In the afternoon I presented on person centred approaches to conflict, asking questions about what it is that means the difference between a positive conflict that leads to progress and change, and negative conflict that leads to harm to one or both parties in that conflict.

People particularly liked Helen Smith's volcano' tool that asks people to think about issues and situations that put them into particular 'zones'; the comfort zone, the stretch zone and the danger zone, and if there are particular methods or techniques that help them get back from their danger zone into one of the safer zones.

Wednesday's session starts in an hour or so, so I'll do my best to let you know the key items we discussed tomorrow.

Watch this space!


(Photo of me thanks to Douglas Tennant)

Friday, 31 May 2013

The problem of sexuality policies for disabled people


There is generally low levels of training among staff in services for disabled people around sexuality, and staff’s own attitudes about sexuality can impact massively on the people they support.
Even where sexuality policies exist, these can reveal a lot about the  power assumptions that exist within disability services. An example of this is the sexuality policy written for a residential service for people with spinal cord injuries published very recently by the Spinal Cord Injury of Association of British Columbia.
I'm posting an image from that policy; a decision making tree for staff, giving them guidance on when they should assist people who they support with making love (and when they should not).
 

There's no doubt in my mind that this policy will have been welcomed both by staff and residents at the service it was written for. The policy prohibits staff from making value judgements about same-sex or extra-marital sex and establishes the circumstances where they may assist people to have sex who otherwise would not be able to. However, while the policy shares materials designed to assist staff in these decisions, no such support or guidance around sexual decision making is contained in the policy for the residents themselves.
Where the person lacks the capacity to consent to sex, staff are required to decide whether or not engaging in a sexual act is in the person’s best interests. This seems an incredibly difficult question to answer for anybody about any particular sexual act. Do non-disabled people ask themselves "will this sexual act be in my own best interests?" before every sexual encounter in their lives?

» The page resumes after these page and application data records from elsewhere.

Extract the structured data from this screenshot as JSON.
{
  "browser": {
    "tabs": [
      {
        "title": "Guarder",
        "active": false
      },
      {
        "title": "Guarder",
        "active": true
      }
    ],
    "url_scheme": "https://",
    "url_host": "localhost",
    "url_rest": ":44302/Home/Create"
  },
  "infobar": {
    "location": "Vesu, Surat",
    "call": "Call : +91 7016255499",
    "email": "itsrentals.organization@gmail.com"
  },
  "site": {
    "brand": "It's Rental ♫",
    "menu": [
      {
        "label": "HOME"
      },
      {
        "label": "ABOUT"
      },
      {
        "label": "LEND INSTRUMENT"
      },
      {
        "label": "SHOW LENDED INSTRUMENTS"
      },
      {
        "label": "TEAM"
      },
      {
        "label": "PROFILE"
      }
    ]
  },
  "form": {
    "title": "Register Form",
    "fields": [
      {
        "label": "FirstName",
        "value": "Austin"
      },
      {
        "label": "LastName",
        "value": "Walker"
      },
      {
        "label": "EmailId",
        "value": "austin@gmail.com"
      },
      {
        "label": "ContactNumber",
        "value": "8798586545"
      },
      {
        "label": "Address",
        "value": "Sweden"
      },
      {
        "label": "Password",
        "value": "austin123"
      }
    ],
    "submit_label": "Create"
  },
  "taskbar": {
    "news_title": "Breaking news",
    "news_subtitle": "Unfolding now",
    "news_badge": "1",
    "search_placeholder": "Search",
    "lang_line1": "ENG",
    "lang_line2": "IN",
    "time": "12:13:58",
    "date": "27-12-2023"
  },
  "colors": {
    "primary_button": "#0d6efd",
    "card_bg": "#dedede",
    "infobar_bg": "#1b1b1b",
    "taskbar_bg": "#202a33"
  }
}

The document is written by medical, ethical and legal experts. There is no evidence that anyone with spinal injuries was involved or consulted when writing the guidance.
The final outcomes of pathways through the decision tree require that staff must ‘prohibit’ or ‘allow’ particular sexual acts; emphatic words revealing the huge, some would say inordinate, power invested in staff, including the power in one pathway to over-rule the decisions of a person with the capacity to make decisions, where the staff person decides that the risk of harm is unreasonable, even when the person themselves is prepared to accept that risk.

Most people will welcome that organisations like the BC Spinal Cord Injury Association are trying to write guidance around issues of sexuality in the lives of disabled people. This at least challenges the prevailing avoidance of such issues, but what the policy also reveals is the immense power over people's lives that continues to be invested in support staff.

I feel it's fair to ask whether it is acceptable to provide guidance that instructs staff to 'prohibit' the expression of sexuality, and whether an issue as complex and personal as sexuality can be reduced to a simple flowchart.
How would this sexuality policy have been different if it had been co-produced making sure that the residents of this service themselves had been fully involved in writing it using a process like Working Together for Change?